‘Plans to build three new factories to make thousands of giant offshore wind turbines that would create an estimated 60,000 jobs are set to become the latest casualty of the spending review, it has emerged. The previous government had pledged £60m to upgrade ports, mainly in the north-east, to enable them to handle the next generation of giant turbines for installation off the UK coast. Siemens and General Electric have announced plans to invest £180m in two new manufacturing facilities in the UK, but say this is conditional on the necessary work on nearby ports. Mitsubishi is also interested in building a third factory. The Guardian has also learned that the nuclear industry has successfully lobbied the government to safeguard the huge budget to decommission the UK's old reactors, handled by the Nuclear Decommissioning Authority. This year, about 60% of the NDA's budget – £1.7bn – came from taxpayers via the DECC, making up about 40% of the ministry's entire spending.’

channelonline.tv: Flamanville nuclear outfall to increase
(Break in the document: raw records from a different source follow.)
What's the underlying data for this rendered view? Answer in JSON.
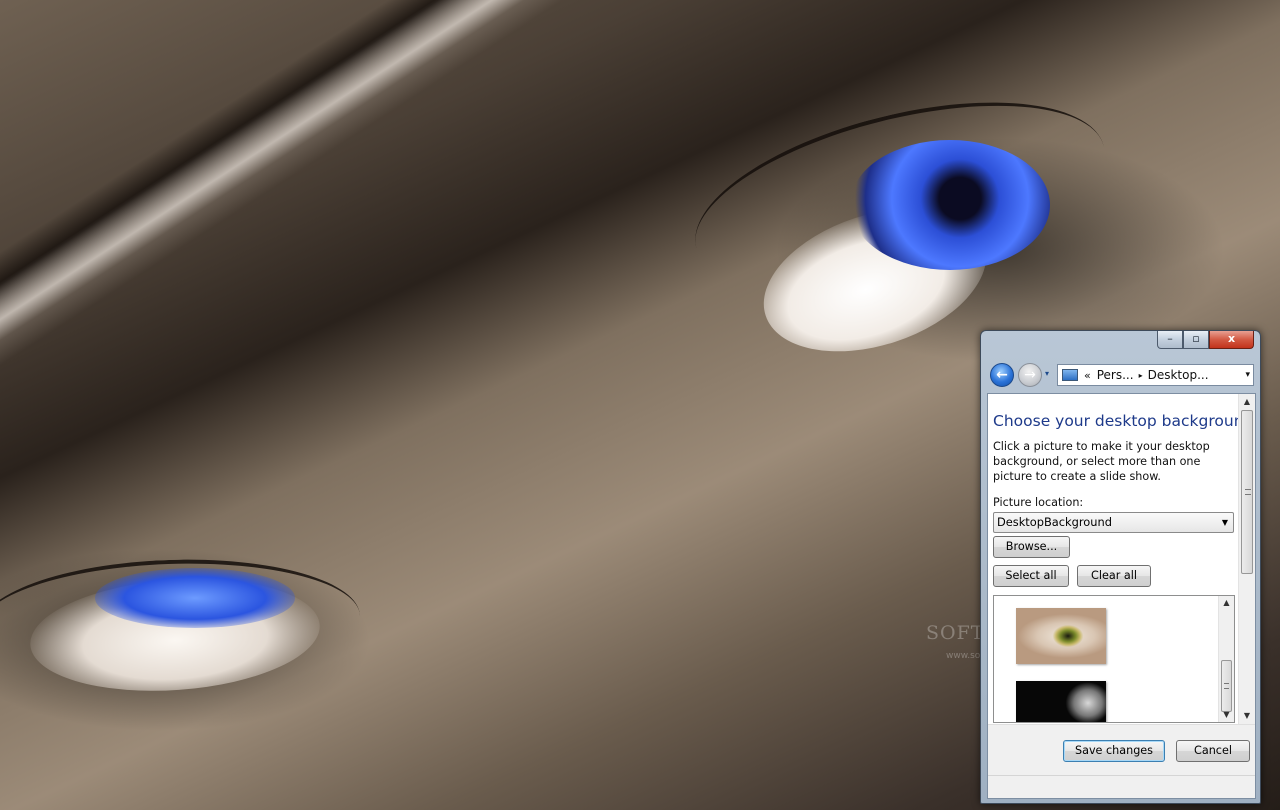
{
  "desktop": {
    "watermark": "SOFTPEDIA",
    "watermark_url": "www.softpedia.com"
  },
  "window": {
    "caption": {
      "minimize_glyph": "–",
      "maximize_glyph": "▫",
      "close_glyph": "x"
    },
    "nav": {
      "back_glyph": "←",
      "forward_glyph": "→",
      "dropdown_glyph": "▾"
    },
    "address": {
      "overflow": "«",
      "crumbs": [
        "Pers...",
        "Desktop..."
      ],
      "separator": "▸",
      "dropdown_glyph": "▾"
    },
    "page": {
      "title": "Choose your desktop background",
      "description": "Click a picture to make it your desktop background, or select more than one picture to create a slide show.",
      "picture_location_label": "Picture location:",
      "picture_location_value": "DesktopBackground",
      "browse_label": "Browse...",
      "select_all_label": "Select all",
      "clear_all_label": "Clear all"
    },
    "thumbnails": [
      {
        "name": "green-eye"
      },
      {
        "name": "dark-face"
      }
    ],
    "footer": {
      "save_label": "Save changes",
      "cancel_label": "Cancel"
    }
  },
  "colors": {
    "title_blue": "#1e3a8a",
    "close_red": "#c2331c"
  }
}
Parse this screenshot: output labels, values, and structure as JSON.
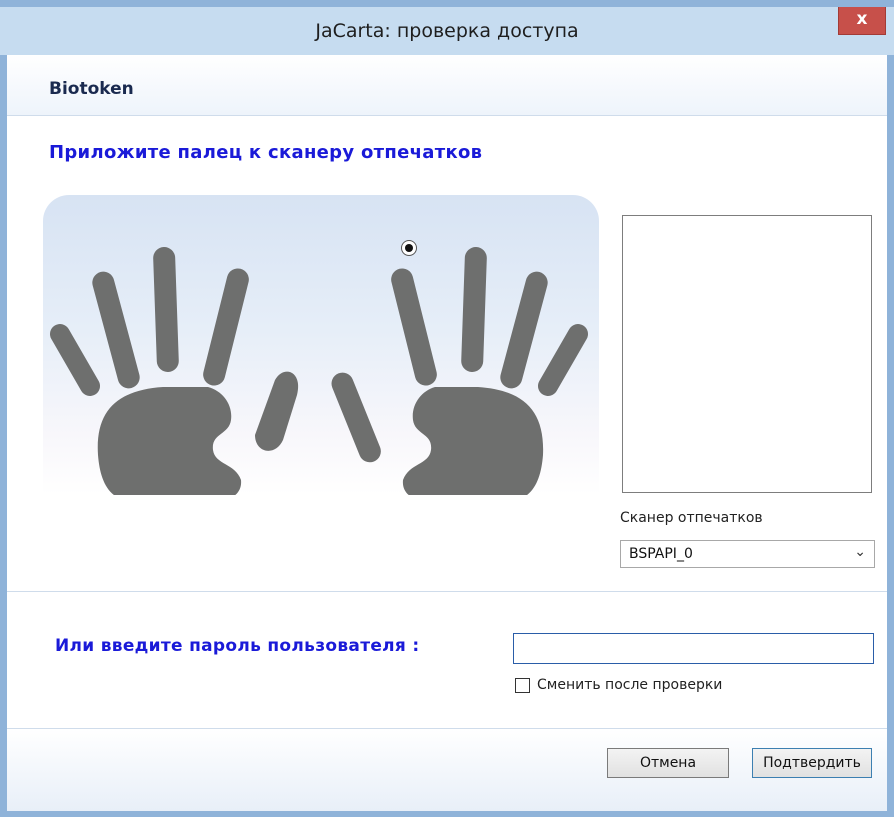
{
  "window": {
    "title": "JaCarta: проверка доступа",
    "close_label": "x"
  },
  "header": {
    "title": "Biotoken"
  },
  "fingerprint": {
    "instruction": "Приложите палец к сканеру отпечатков",
    "selected_finger": "left-hand-index"
  },
  "scanner": {
    "label": "Сканер отпечатков",
    "selected": "BSPAPI_0"
  },
  "password": {
    "label": "Или введите пароль пользователя :",
    "value": "",
    "change_after_check_label": "Сменить после проверки",
    "change_after_check": false
  },
  "buttons": {
    "cancel": "Отмена",
    "confirm": "Подтвердить"
  },
  "colors": {
    "title_bar": "#c6dcf0",
    "window_border": "#8fb3d9",
    "close_button": "#c7504a",
    "accent_text": "#1a1ad8",
    "hand": "#6e6f6e"
  },
  "icons": {
    "close": "close-icon",
    "dropdown": "chevron-down-icon",
    "hands": "hands-icon"
  }
}
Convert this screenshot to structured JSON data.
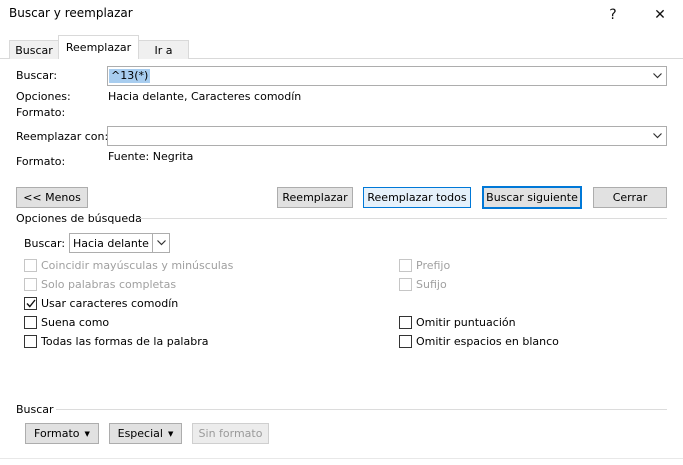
{
  "window": {
    "title": "Buscar y reemplazar",
    "help_glyph": "?",
    "close_glyph": "✕"
  },
  "tabs": [
    {
      "label": "Buscar",
      "active": false
    },
    {
      "label": "Reemplazar",
      "active": true
    },
    {
      "label": "Ir a",
      "active": false
    }
  ],
  "find": {
    "label": "Buscar:",
    "value": "^13(*)",
    "options_label": "Opciones:",
    "options_value": "Hacia delante, Caracteres comodín",
    "format_label": "Formato:",
    "format_value": ""
  },
  "replace": {
    "label": "Reemplazar con:",
    "value": "",
    "format_label": "Formato:",
    "format_value": "Fuente: Negrita"
  },
  "buttons": {
    "less": "<< Menos",
    "replace": "Reemplazar",
    "replace_all": "Reemplazar todos",
    "find_next": "Buscar siguiente",
    "close": "Cerrar"
  },
  "search_options": {
    "heading": "Opciones de búsqueda",
    "direction_label": "Buscar:",
    "direction_value": "Hacia delante",
    "left": [
      {
        "label": "Coincidir mayúsculas y minúsculas",
        "checked": false,
        "enabled": false
      },
      {
        "label": "Solo palabras completas",
        "checked": false,
        "enabled": false
      },
      {
        "label": "Usar caracteres comodín",
        "checked": true,
        "enabled": true
      },
      {
        "label": "Suena como",
        "checked": false,
        "enabled": true
      },
      {
        "label": "Todas las formas de la palabra",
        "checked": false,
        "enabled": true
      }
    ],
    "right": [
      {
        "label": "Prefijo",
        "checked": false,
        "enabled": false
      },
      {
        "label": "Sufijo",
        "checked": false,
        "enabled": false
      },
      {
        "label": "Omitir puntuación",
        "checked": false,
        "enabled": true
      },
      {
        "label": "Omitir espacios en blanco",
        "checked": false,
        "enabled": true
      }
    ]
  },
  "bottom": {
    "heading": "Buscar",
    "format_button": "Formato",
    "special_button": "Especial",
    "no_format_button": "Sin formato"
  },
  "colors": {
    "accent": "#0078d7",
    "selection": "#a8cdef"
  }
}
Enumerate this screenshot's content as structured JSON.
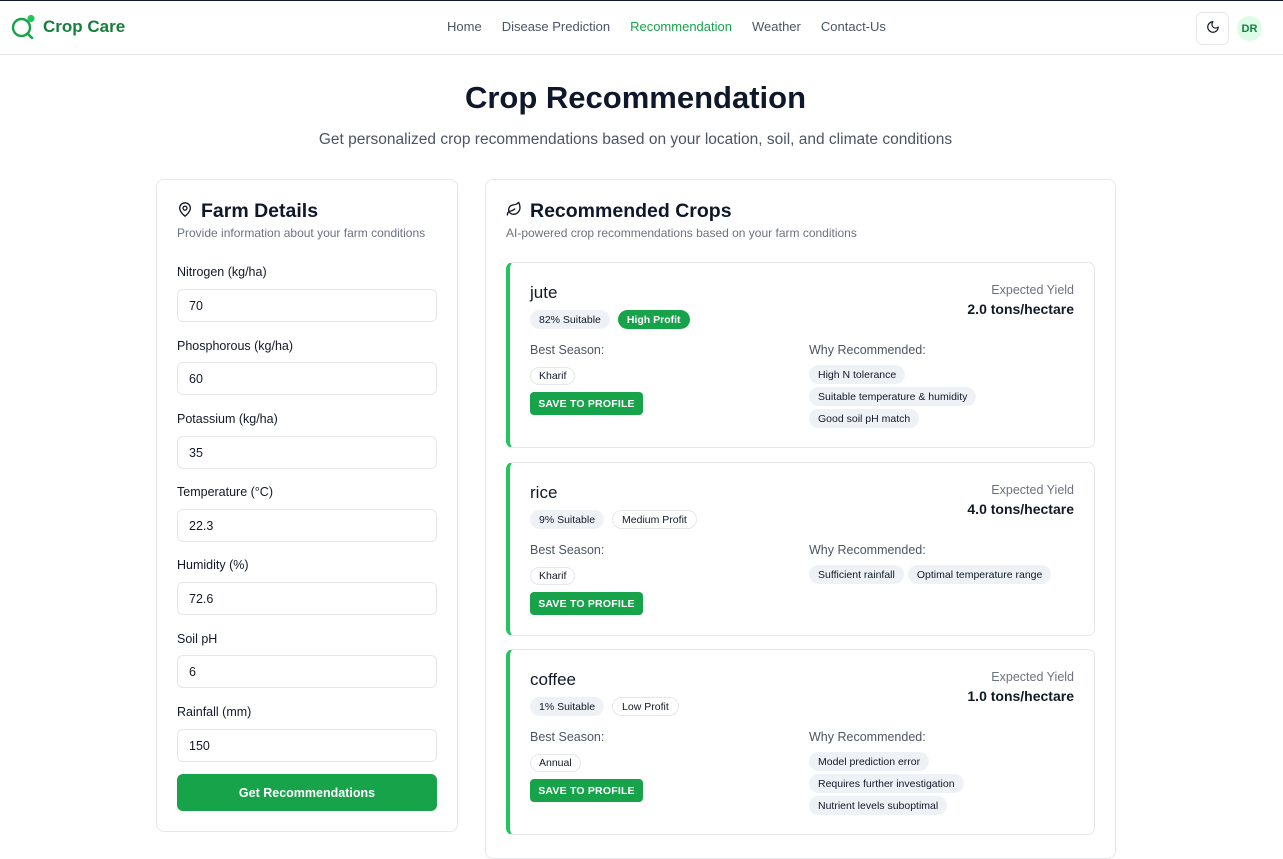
{
  "brand": {
    "name": "Crop Care",
    "accent": "#16a34a"
  },
  "nav": {
    "items": [
      "Home",
      "Disease Prediction",
      "Recommendation",
      "Weather",
      "Contact-Us"
    ],
    "active": "Recommendation"
  },
  "user": {
    "initials": "DR"
  },
  "hero": {
    "title": "Crop Recommendation",
    "subtitle": "Get personalized crop recommendations based on your location, soil, and climate conditions"
  },
  "farm": {
    "title": "Farm Details",
    "description": "Provide information about your farm conditions",
    "fields": [
      {
        "label": "Nitrogen (kg/ha)",
        "value": "70"
      },
      {
        "label": "Phosphorous (kg/ha)",
        "value": "60"
      },
      {
        "label": "Potassium (kg/ha)",
        "value": "35"
      },
      {
        "label": "Temperature (°C)",
        "value": "22.3"
      },
      {
        "label": "Humidity (%)",
        "value": "72.6"
      },
      {
        "label": "Soil pH",
        "value": "6"
      },
      {
        "label": "Rainfall (mm)",
        "value": "150"
      }
    ],
    "submit_label": "Get Recommendations"
  },
  "recommendations": {
    "title": "Recommended Crops",
    "description": "AI-powered crop recommendations based on your farm conditions",
    "yield_label": "Expected Yield",
    "season_label": "Best Season:",
    "why_label": "Why Recommended:",
    "save_label": "SAVE TO PROFILE",
    "crops": [
      {
        "name": "jute",
        "suitability": "82% Suitable",
        "profit": "High Profit",
        "yield": "2.0 tons/hectare",
        "season": "Kharif",
        "reasons": [
          "High N tolerance",
          "Suitable temperature & humidity",
          "Good soil pH match"
        ]
      },
      {
        "name": "rice",
        "suitability": "9% Suitable",
        "profit": "Medium Profit",
        "yield": "4.0 tons/hectare",
        "season": "Kharif",
        "reasons": [
          "Sufficient rainfall",
          "Optimal temperature range"
        ]
      },
      {
        "name": "coffee",
        "suitability": "1% Suitable",
        "profit": "Low Profit",
        "yield": "1.0 tons/hectare",
        "season": "Annual",
        "reasons": [
          "Model prediction error",
          "Requires further investigation",
          "Nutrient levels suboptimal"
        ]
      }
    ]
  }
}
‘The French government has given the go-ahead to Electricite de France to increase the amounts of radioactive tritium it discharges into the sea and the air at Flamanville on the Normandy coast. In future the two power generating nuclear reactors will be able to discharge another 20,000 billion becquerels of tritium per year. The Flamanville power station operates alongsite the site of the new European Pressurised reactor, which is due to start operating in 2014. Former Normandy Eurodeputy and long-time anti- nuclear campaigner Didier Anger called on France and EDF Flamanville to respect the discharges London Convention for the Protection of the Marine Environment of the North-East Atlantic, which was signed by France in 1998.’